### TASK BRIEF
Search the entries below for the string "background" and copy the lines that hold it.

-*-*-

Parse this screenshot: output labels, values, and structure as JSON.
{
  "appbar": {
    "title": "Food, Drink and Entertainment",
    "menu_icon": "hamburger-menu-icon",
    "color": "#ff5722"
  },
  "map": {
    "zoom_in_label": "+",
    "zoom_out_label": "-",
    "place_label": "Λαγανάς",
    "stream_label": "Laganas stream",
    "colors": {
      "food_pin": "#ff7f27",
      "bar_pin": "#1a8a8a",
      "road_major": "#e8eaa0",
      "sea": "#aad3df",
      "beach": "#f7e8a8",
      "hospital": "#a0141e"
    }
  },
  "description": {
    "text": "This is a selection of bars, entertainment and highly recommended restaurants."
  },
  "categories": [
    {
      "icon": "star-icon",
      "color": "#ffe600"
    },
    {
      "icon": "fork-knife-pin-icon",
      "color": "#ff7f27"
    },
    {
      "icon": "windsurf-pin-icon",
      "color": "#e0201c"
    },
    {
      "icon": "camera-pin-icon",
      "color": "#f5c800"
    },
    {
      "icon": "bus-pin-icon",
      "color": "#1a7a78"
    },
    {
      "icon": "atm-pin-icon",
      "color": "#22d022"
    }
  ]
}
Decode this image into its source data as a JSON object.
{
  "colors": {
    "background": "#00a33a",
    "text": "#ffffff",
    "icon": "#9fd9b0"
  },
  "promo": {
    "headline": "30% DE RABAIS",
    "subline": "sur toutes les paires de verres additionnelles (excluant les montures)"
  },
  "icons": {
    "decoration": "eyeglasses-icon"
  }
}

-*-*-

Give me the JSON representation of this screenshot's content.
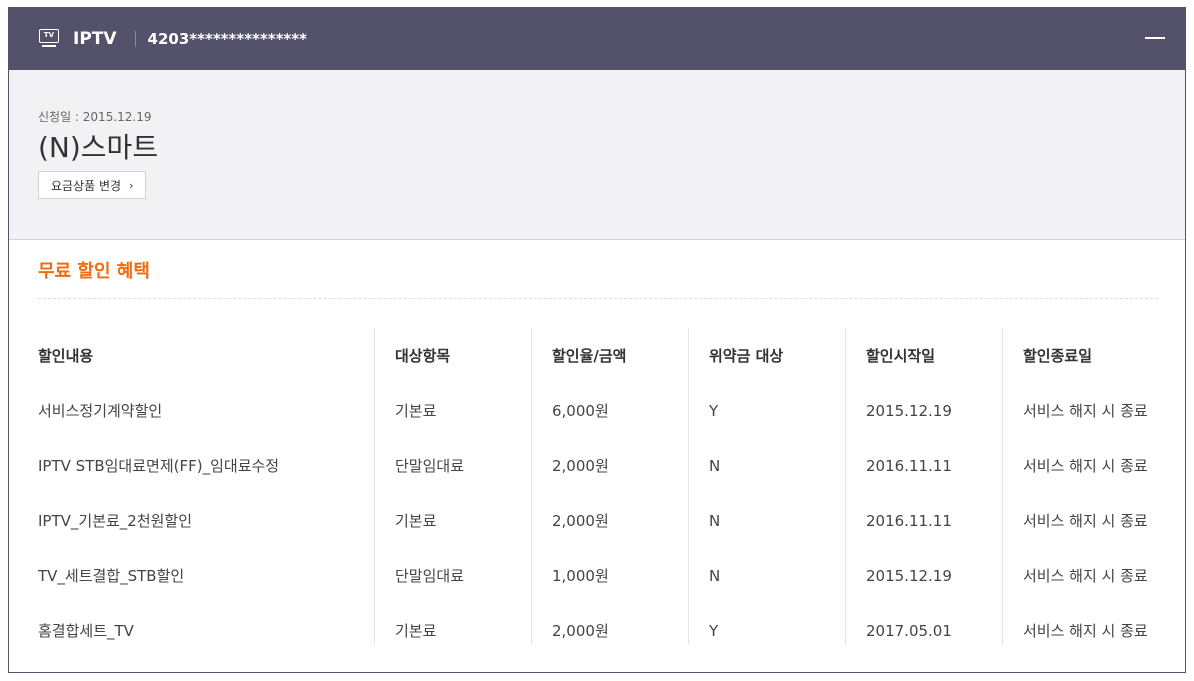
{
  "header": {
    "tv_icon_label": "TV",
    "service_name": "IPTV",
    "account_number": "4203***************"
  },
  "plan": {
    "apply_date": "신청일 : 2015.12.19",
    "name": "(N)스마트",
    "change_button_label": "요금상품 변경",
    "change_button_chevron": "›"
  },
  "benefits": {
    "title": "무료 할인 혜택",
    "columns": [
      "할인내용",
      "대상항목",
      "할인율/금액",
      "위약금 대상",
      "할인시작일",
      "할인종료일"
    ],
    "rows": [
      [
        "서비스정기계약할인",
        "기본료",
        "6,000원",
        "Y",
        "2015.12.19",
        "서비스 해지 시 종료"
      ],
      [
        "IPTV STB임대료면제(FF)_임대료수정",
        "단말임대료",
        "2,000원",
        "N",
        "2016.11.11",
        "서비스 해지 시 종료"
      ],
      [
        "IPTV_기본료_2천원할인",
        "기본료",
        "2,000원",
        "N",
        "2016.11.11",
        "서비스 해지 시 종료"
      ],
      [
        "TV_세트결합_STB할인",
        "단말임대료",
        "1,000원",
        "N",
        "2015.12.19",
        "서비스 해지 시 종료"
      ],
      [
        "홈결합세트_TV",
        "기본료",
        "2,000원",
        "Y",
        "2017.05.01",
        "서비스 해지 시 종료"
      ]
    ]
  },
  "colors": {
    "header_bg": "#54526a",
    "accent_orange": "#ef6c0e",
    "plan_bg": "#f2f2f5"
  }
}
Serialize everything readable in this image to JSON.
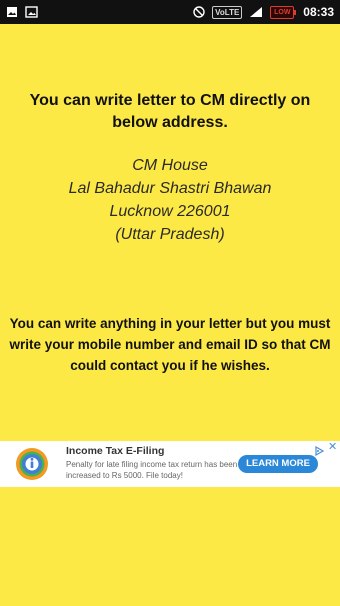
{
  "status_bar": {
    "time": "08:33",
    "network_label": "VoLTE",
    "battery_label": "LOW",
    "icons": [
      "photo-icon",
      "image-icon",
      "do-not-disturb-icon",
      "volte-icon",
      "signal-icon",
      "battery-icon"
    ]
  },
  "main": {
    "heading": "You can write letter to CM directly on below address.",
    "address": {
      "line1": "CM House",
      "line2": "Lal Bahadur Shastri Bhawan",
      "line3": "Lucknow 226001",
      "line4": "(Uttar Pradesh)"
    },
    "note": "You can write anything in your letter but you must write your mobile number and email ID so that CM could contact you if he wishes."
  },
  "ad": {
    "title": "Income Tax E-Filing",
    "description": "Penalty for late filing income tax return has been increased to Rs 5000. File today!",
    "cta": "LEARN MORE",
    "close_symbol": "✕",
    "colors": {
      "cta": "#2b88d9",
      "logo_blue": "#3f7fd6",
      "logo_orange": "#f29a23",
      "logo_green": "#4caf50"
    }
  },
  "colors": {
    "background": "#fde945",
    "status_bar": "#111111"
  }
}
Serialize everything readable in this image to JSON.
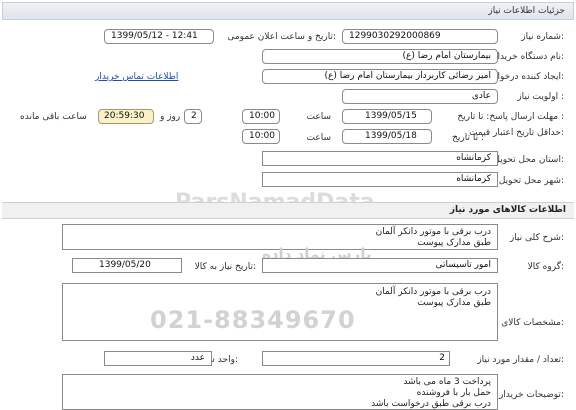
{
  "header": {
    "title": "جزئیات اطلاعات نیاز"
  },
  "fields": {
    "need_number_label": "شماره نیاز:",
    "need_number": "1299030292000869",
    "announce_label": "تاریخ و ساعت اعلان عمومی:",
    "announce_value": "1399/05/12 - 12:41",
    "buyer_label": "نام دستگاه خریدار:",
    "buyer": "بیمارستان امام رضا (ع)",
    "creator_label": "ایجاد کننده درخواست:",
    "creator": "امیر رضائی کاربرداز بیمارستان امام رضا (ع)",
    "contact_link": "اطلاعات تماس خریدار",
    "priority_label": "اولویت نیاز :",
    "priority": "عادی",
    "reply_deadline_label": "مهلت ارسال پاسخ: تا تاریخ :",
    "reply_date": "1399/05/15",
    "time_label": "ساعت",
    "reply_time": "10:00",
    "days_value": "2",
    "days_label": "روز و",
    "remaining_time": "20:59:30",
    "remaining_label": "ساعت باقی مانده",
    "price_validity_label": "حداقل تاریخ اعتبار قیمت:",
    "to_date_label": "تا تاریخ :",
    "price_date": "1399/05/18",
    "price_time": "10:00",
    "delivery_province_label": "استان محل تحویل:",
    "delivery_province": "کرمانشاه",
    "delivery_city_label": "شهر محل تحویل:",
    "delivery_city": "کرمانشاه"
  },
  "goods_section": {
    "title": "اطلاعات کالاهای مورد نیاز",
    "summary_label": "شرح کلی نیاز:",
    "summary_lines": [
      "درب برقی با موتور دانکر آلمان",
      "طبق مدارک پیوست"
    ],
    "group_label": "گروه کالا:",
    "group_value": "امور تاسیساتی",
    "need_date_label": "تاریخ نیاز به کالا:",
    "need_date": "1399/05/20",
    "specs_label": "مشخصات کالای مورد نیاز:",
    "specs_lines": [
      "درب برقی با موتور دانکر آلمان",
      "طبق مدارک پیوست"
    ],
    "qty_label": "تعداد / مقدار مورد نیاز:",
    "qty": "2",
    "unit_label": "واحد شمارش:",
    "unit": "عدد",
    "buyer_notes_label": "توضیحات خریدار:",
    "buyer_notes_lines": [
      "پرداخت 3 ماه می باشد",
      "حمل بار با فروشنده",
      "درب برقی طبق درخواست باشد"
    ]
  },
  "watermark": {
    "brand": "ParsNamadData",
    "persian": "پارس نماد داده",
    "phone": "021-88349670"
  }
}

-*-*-

### SOLUTION FOR THIS EXERCISE
    "background": "#00a33a",
    "background": "#fde945",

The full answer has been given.